The response must contain every line from the records below that has "JSON".

---------- Source material

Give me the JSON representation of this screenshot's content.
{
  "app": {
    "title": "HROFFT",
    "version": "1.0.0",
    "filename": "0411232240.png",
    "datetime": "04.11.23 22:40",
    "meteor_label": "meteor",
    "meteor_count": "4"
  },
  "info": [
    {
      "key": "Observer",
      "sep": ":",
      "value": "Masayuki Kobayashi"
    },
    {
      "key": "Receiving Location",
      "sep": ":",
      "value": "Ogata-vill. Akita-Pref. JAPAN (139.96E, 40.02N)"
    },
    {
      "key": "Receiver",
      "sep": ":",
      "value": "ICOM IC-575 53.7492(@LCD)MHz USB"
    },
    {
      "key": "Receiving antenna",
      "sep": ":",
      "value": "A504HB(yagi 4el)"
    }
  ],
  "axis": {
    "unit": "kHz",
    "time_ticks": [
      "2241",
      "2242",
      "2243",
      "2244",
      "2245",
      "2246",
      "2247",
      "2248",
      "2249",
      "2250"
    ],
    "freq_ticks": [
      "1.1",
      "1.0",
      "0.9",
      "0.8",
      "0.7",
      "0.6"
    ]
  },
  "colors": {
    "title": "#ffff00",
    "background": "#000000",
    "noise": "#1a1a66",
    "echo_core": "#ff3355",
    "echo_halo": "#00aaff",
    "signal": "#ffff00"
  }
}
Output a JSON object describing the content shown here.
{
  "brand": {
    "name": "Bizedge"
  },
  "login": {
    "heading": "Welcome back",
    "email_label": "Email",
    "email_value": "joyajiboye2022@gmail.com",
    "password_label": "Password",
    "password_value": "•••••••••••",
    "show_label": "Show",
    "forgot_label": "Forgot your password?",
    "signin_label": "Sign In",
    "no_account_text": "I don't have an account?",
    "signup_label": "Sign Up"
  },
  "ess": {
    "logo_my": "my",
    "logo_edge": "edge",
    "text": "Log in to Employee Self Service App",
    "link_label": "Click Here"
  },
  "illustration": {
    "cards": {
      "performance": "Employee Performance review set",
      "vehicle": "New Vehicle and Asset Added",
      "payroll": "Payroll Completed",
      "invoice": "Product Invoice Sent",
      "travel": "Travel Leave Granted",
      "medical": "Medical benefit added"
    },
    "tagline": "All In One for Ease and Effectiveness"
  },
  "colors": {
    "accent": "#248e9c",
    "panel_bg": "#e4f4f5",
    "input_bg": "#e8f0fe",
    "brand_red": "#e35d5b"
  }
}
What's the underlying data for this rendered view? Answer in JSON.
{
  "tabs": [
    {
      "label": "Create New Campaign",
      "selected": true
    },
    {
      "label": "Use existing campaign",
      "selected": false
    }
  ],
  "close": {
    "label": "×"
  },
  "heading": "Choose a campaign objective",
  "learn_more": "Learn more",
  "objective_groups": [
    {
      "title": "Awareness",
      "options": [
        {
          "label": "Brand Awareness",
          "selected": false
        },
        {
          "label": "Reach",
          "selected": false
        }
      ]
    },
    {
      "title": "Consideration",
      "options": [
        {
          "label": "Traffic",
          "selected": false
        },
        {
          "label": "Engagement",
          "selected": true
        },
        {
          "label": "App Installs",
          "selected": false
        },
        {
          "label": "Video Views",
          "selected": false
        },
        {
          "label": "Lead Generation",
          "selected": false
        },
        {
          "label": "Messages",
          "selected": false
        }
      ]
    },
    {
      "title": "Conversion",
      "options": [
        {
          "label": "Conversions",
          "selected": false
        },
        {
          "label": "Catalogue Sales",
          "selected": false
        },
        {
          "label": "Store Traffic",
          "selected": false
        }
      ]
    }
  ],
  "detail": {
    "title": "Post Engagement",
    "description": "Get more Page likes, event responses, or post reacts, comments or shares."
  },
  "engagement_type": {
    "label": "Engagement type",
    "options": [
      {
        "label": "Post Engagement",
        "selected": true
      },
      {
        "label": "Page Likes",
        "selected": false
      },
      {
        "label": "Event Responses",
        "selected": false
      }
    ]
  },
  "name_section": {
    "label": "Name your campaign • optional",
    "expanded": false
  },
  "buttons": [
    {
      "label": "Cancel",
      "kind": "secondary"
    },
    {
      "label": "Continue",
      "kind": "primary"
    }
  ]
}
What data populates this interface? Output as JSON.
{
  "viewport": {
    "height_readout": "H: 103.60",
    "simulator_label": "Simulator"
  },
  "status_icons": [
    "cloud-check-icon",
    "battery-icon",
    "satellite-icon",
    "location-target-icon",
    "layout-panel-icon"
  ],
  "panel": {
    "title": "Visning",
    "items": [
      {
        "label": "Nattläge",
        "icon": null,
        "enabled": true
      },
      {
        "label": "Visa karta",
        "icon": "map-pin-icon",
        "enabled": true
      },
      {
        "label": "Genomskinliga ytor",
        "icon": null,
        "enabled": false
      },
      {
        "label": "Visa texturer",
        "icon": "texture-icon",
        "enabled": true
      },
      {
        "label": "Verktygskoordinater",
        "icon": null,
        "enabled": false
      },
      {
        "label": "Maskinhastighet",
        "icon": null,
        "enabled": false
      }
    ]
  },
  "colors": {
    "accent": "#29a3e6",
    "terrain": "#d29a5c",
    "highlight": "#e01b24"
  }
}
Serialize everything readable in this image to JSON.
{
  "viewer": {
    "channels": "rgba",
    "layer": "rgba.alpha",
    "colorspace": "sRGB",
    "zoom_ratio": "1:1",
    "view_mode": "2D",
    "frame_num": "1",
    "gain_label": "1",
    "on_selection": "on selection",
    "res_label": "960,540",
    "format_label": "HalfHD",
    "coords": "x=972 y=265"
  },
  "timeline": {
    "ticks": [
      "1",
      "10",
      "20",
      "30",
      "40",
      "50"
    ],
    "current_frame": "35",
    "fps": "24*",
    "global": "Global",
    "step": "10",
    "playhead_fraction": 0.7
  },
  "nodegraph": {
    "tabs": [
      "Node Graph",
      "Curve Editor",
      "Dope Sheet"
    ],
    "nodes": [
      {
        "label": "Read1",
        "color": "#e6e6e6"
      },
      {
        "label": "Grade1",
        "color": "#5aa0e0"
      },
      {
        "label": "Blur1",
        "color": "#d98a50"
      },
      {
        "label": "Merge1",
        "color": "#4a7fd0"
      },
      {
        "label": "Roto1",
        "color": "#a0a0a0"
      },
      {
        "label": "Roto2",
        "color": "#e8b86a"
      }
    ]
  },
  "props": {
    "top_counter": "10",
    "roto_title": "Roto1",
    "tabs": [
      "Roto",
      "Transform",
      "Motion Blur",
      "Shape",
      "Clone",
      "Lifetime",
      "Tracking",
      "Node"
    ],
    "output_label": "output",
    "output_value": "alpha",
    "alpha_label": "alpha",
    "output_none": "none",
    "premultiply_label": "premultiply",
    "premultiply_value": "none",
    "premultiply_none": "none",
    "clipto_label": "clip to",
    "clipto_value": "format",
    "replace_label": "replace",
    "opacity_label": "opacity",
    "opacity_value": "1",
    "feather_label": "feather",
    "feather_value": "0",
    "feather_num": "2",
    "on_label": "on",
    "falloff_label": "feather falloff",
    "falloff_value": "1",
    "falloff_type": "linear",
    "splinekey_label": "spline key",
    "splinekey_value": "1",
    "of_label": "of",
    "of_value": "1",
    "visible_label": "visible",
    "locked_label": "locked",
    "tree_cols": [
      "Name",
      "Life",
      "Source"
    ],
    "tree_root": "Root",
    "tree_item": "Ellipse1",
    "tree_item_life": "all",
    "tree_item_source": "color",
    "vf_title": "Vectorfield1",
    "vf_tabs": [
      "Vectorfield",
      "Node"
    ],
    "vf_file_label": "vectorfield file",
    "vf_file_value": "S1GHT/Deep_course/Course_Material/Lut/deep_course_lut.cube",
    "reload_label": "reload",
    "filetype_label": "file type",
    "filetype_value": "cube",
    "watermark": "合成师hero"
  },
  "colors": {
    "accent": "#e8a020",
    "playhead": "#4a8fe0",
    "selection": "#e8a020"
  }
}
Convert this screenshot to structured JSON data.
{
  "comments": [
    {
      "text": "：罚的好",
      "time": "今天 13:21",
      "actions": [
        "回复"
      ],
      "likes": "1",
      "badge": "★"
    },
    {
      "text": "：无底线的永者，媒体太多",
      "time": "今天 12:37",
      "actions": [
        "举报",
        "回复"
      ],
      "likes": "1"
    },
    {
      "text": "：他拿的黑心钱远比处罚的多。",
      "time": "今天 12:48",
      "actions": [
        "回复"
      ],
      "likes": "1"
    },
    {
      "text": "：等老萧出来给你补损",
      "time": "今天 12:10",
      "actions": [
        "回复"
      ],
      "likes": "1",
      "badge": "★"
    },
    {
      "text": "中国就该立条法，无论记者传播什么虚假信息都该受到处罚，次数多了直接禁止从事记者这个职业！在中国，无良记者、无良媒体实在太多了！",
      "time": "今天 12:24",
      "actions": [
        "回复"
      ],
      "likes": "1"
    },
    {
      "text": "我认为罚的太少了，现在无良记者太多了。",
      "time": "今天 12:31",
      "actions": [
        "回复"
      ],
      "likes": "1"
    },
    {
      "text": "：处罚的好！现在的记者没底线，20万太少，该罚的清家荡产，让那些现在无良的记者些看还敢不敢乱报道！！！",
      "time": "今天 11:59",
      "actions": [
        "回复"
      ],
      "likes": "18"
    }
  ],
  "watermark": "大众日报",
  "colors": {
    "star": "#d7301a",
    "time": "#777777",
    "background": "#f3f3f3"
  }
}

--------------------

Expected answer —
Give me the JSON representation of this screenshot's content.
Output a JSON object describing the content shown here.
What's the underlying data for this rendered view? Answer in JSON.
What data populates this interface? Output as JSON.
Serialize everything readable in this image to JSON.
Convert this screenshot to structured JSON data.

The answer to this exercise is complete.